- [What to work on] The answer must be every record below, reproduced exactly.

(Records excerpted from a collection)
◆ ◆ ◆
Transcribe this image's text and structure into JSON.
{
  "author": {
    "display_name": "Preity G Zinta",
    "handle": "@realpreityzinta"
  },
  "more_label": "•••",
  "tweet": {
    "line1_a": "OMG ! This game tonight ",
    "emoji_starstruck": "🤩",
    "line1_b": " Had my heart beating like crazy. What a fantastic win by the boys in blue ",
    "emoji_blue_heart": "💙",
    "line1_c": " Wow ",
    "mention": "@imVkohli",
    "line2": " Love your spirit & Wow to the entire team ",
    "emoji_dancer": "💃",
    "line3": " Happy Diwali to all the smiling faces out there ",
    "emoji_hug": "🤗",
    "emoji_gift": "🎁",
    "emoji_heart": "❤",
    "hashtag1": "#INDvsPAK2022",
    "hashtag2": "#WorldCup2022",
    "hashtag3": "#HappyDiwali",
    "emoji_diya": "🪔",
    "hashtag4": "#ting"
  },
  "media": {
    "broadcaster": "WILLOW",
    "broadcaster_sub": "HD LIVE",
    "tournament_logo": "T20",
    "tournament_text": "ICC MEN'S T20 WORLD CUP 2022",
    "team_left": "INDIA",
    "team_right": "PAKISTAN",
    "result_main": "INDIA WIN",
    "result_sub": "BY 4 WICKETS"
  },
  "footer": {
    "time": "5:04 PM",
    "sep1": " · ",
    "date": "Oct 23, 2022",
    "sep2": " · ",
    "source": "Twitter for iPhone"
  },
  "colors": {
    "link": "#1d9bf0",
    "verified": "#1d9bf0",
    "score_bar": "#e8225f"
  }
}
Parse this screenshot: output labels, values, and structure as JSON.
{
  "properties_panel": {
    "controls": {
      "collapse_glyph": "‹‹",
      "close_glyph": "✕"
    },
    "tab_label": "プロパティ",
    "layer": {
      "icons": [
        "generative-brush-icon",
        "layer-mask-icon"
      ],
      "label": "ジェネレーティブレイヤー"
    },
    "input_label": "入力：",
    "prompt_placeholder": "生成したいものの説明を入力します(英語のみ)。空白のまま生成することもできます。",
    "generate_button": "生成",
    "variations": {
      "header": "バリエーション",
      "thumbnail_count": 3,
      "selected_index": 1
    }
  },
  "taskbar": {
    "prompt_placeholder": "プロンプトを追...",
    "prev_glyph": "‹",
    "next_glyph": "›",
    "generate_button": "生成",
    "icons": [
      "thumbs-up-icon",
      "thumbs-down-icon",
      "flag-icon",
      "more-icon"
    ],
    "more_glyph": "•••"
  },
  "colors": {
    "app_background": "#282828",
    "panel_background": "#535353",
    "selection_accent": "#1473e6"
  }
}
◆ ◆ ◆
- [Answer box]
Transcribe this image's text and structure into JSON.
{
  "author": {
    "display_name": "Preity G Zinta",
    "handle": "@realpreityzinta"
  },
  "more_label": "•••",
  "tweet": {
    "line1_a": "OMG ! This game tonight ",
    "emoji_starstruck": "🤩",
    "line1_b": " Had my heart beating like crazy. What a fantastic win by the boys in blue ",
    "emoji_blue_heart": "💙",
    "line1_c": " Wow ",
    "mention": "@imVkohli",
    "line2": " Love your spirit & Wow to the entire team ",
    "emoji_dancer": "💃",
    "line3": " Happy Diwali to all the smiling faces out there ",
    "emoji_hug": "🤗",
    "emoji_gift": "🎁",
    "emoji_heart": "❤",
    "hashtag1": "#INDvsPAK2022",
    "hashtag2": "#WorldCup2022",
    "hashtag3": "#HappyDiwali",
    "emoji_diya": "🪔",
    "hashtag4": "#ting"
  },
  "media": {
    "broadcaster": "WILLOW",
    "broadcaster_sub": "HD LIVE",
    "tournament_logo": "T20",
    "tournament_text": "ICC MEN'S T20 WORLD CUP 2022",
    "team_left": "INDIA",
    "team_right": "PAKISTAN",
    "result_main": "INDIA WIN",
    "result_sub": "BY 4 WICKETS"
  },
  "footer": {
    "time": "5:04 PM",
    "sep1": " · ",
    "date": "Oct 23, 2022",
    "sep2": " · ",
    "source": "Twitter for iPhone"
  },
  "colors": {
    "link": "#1d9bf0",
    "verified": "#1d9bf0",
    "score_bar": "#e8225f"
  }
}
Parse this screenshot: output labels, values, and structure as JSON.
{
  "properties_panel": {
    "controls": {
      "collapse_glyph": "‹‹",
      "close_glyph": "✕"
    },
    "tab_label": "プロパティ",
    "layer": {
      "icons": [
        "generative-brush-icon",
        "layer-mask-icon"
      ],
      "label": "ジェネレーティブレイヤー"
    },
    "input_label": "入力：",
    "prompt_placeholder": "生成したいものの説明を入力します(英語のみ)。空白のまま生成することもできます。",
    "generate_button": "生成",
    "variations": {
      "header": "バリエーション",
      "thumbnail_count": 3,
      "selected_index": 1
    }
  },
  "taskbar": {
    "prompt_placeholder": "プロンプトを追...",
    "prev_glyph": "‹",
    "next_glyph": "›",
    "generate_button": "生成",
    "icons": [
      "thumbs-up-icon",
      "thumbs-down-icon",
      "flag-icon",
      "more-icon"
    ],
    "more_glyph": "•••"
  },
  "colors": {
    "app_background": "#282828",
    "panel_background": "#535353",
    "selection_accent": "#1473e6"
  }
}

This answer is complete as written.